In fact if the authors of the report had looked into the military leadership of Pakistan it would have seen that only one military ruler, Zia ul Haq died in an air crash. Ayub Khan and Yahya Khan were forced to retire. Beg and Waheed retired after the completion of their tenure. Asif Nawaz died with his boots on after suffering a massive heart attack. Karamat resigned after a political and constitutional crisis had emerged. All enjoyed or enjoy full military benefits.
Pakistan's chances of surviving as a state, says the report, in the next five to ten years, depends on its ability to transform its people, especially youth, into able Pakistani citizens who can leave behind the conflict-ridden legacy, shun extremist mentality and create a society based on peaceful co-existence among various ethnic groups.
The report looks at Pakistan Trend, the term it uses to refer to the extrapolation of a particular phenomenon based on its previous performance. It uses Discontinuity as reflecting a sudden change or a radical shift in the movement of a variable. The Wild Card term refers to least likely, but highly influential, events. This is an unforeseen event that could cause major discontinuity or fundamental change in a phenomenon.
The coming trends, says the report, see the military remaining in control, while the elected government will provide a cosmetic democratic face. With the GDP growth rate below 4 per cent, poverty and unemployment will grow. This will result in continued supply of unemployed youth to the ranks of jihadi groups.
On Discontinuity, the report says that the US will see through Pakistan's duplicity and withdraw economic aid or encourage one of the officers to engineer a coup against Musharraf. The extremist religious forces will overthrow Musharraf and install a government of hard line army officers and MMA, it says.
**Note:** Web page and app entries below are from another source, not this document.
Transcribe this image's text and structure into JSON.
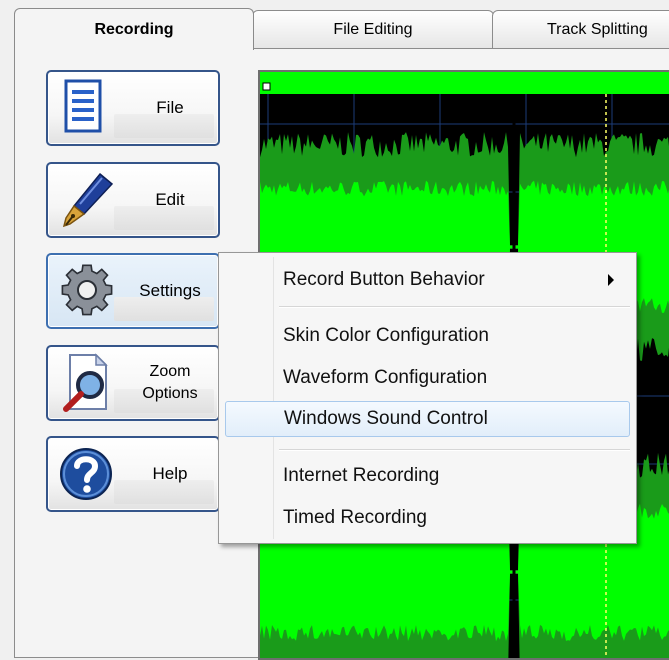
{
  "tabs": [
    {
      "label": "Recording",
      "active": true
    },
    {
      "label": "File Editing",
      "active": false
    },
    {
      "label": "Track Splitting",
      "active": false
    }
  ],
  "sidebar": {
    "buttons": [
      {
        "label": "File",
        "icon": "document-icon"
      },
      {
        "label": "Edit",
        "icon": "fountain-pen-icon"
      },
      {
        "label": "Settings",
        "icon": "gear-icon"
      },
      {
        "label": "Zoom Options",
        "icon": "magnifier-document-icon"
      },
      {
        "label": "Help",
        "icon": "question-mark-icon"
      }
    ]
  },
  "context_menu": {
    "items": [
      {
        "label": "Record Button Behavior",
        "submenu": true
      },
      {
        "label": "Skin Color Configuration"
      },
      {
        "label": "Waveform Configuration"
      },
      {
        "label": "Windows Sound Control",
        "highlighted": true
      },
      {
        "label": "Internet Recording"
      },
      {
        "label": "Timed Recording"
      }
    ]
  },
  "colors": {
    "waveform_bright": "#00ff00",
    "waveform_dark": "#1a9b1a",
    "waveform_background": "#000000",
    "grid": "#1c3c78",
    "playhead": "#ffff66",
    "button_border": "#35558a",
    "menu_highlight": "#a8c9ec"
  }
}
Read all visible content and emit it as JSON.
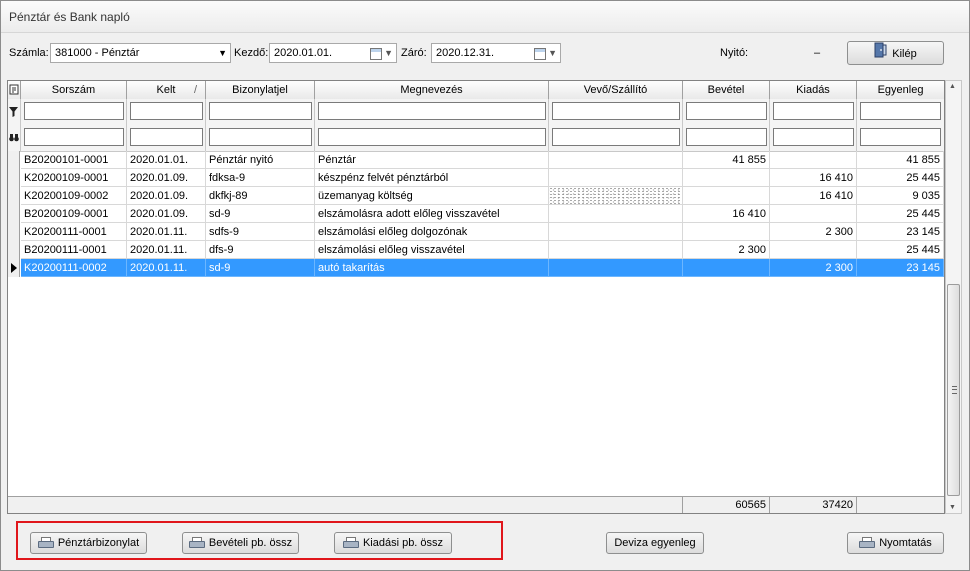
{
  "window": {
    "title": "Pénztár és Bank napló"
  },
  "toolbar": {
    "account_label": "Számla:",
    "account_value": "381000 - Pénztár",
    "start_label": "Kezdő:",
    "start_value": "2020.01.01.",
    "end_label": "Záró:",
    "end_value": "2020.12.31.",
    "opening_label": "Nyitó:",
    "opening_value": "–",
    "exit_label": "Kilép"
  },
  "grid": {
    "columns": [
      "Sorszám",
      "Kelt",
      "Bizonylatjel",
      "Megnevezés",
      "Vevő/Szállító",
      "Bevétel",
      "Kiadás",
      "Egyenleg"
    ],
    "sort_indicator": "/",
    "rows": [
      [
        "B20200101-0001",
        "2020.01.01.",
        "Pénztár nyitó",
        "Pénztár",
        "",
        "41 855",
        "",
        "41 855"
      ],
      [
        "K20200109-0001",
        "2020.01.09.",
        "fdksa-9",
        "készpénz felvét pénztárból",
        "",
        "",
        "16 410",
        "25 445"
      ],
      [
        "K20200109-0002",
        "2020.01.09.",
        "dkfkj-89",
        "üzemanyag költség",
        "",
        "",
        "16 410",
        "9 035"
      ],
      [
        "B20200109-0001",
        "2020.01.09.",
        "sd-9",
        "elszámolásra adott előleg visszavétel",
        "",
        "16 410",
        "",
        "25 445"
      ],
      [
        "K20200111-0001",
        "2020.01.11.",
        "sdfs-9",
        "elszámolási előleg dolgozónak",
        "",
        "",
        "2 300",
        "23 145"
      ],
      [
        "B20200111-0001",
        "2020.01.11.",
        "dfs-9",
        "elszámolási előleg visszavétel",
        "",
        "2 300",
        "",
        "25 445"
      ],
      [
        "K20200111-0002",
        "2020.01.11.",
        "sd-9",
        "autó takarítás",
        "",
        "",
        "2 300",
        "23 145"
      ]
    ],
    "totals": {
      "income": "60565",
      "expense": "37420"
    }
  },
  "bottom": {
    "cash_voucher": "Pénztárbizonylat",
    "income_summary": "Bevételi pb. össz",
    "expense_summary": "Kiadási pb. össz",
    "currency_balance": "Deviza egyenleg",
    "print": "Nyomtatás"
  },
  "colors": {
    "selection": "#3399ff",
    "highlight_border": "#e0161b"
  }
}
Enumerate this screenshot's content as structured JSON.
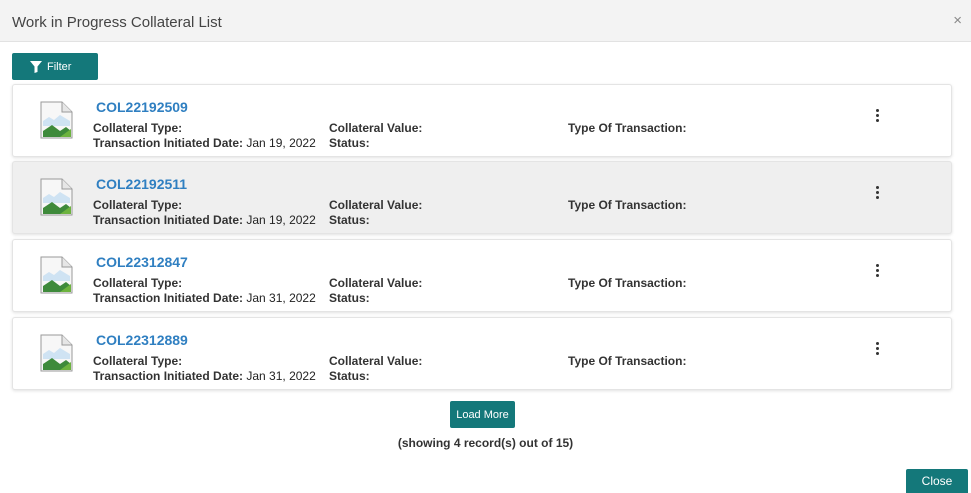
{
  "dialog": {
    "title": "Work in Progress Collateral List",
    "close_icon": "×"
  },
  "toolbar": {
    "filter_label": "Filter",
    "filter_icon": "filter-icon"
  },
  "labels": {
    "collateral_type": "Collateral Type:",
    "collateral_value": "Collateral Value:",
    "type_of_transaction": "Type Of Transaction:",
    "transaction_initiated_date": "Transaction Initiated Date:",
    "status": "Status:"
  },
  "records": [
    {
      "id": "COL22192509",
      "date": "Jan 19, 2022",
      "highlighted": false
    },
    {
      "id": "COL22192511",
      "date": "Jan 19, 2022",
      "highlighted": true
    },
    {
      "id": "COL22312847",
      "date": "Jan 31, 2022",
      "highlighted": false
    },
    {
      "id": "COL22312889",
      "date": "Jan 31, 2022",
      "highlighted": false
    }
  ],
  "footer": {
    "load_more_label": "Load More",
    "showing_text": "(showing 4 record(s) out of 15)",
    "close_label": "Close"
  },
  "colors": {
    "accent": "#14787a",
    "link": "#2f7fc1",
    "header_bg": "#f3f3f3",
    "highlight_bg": "#efefef"
  }
}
In order to secure legitimacy, Musharraf will bring traditional leaders such as Bhuttos, Sharifs and Altaf Hussain back, it says. The Wild Card reads that if the influence of jihadi groups threatens the integrity of the Pakistan army, the GHQ will engineer a war with India to achieve internal consolidation.
This can be done by encouraging terrorist groups to launch a spate of attacks against India and provoke New Delhi into launching an offensive, it says. Alternatively, the Pakistan military may directly initiate a war, the report says.